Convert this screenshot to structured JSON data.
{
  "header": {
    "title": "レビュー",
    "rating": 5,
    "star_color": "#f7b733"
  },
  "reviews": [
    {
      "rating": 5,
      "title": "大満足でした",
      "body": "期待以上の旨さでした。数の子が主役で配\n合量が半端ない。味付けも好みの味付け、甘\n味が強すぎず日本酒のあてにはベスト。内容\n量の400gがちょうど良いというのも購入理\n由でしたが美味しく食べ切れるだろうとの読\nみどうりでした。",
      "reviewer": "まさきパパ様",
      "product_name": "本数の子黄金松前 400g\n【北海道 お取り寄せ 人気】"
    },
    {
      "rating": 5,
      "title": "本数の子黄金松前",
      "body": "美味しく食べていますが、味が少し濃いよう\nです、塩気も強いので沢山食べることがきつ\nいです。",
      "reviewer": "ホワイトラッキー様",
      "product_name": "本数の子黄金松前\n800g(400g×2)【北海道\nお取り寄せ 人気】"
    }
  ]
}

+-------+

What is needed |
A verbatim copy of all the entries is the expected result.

Exercise answer |
Convert this screenshot to structured JSON data.
{
  "header": {
    "title": "レビュー",
    "rating": 5,
    "star_color": "#f7b733"
  },
  "reviews": [
    {
      "rating": 5,
      "title": "大満足でした",
      "body": "期待以上の旨さでした。数の子が主役で配\n合量が半端ない。味付けも好みの味付け、甘\n味が強すぎず日本酒のあてにはベスト。内容\n量の400gがちょうど良いというのも購入理\n由でしたが美味しく食べ切れるだろうとの読\nみどうりでした。",
      "reviewer": "まさきパパ様",
      "product_name": "本数の子黄金松前 400g\n【北海道 お取り寄せ 人気】"
    },
    {
      "rating": 5,
      "title": "本数の子黄金松前",
      "body": "美味しく食べていますが、味が少し濃いよう\nです、塩気も強いので沢山食べることがきつ\nいです。",
      "reviewer": "ホワイトラッキー様",
      "product_name": "本数の子黄金松前\n800g(400g×2)【北海道\nお取り寄せ 人気】"
    }
  ]
}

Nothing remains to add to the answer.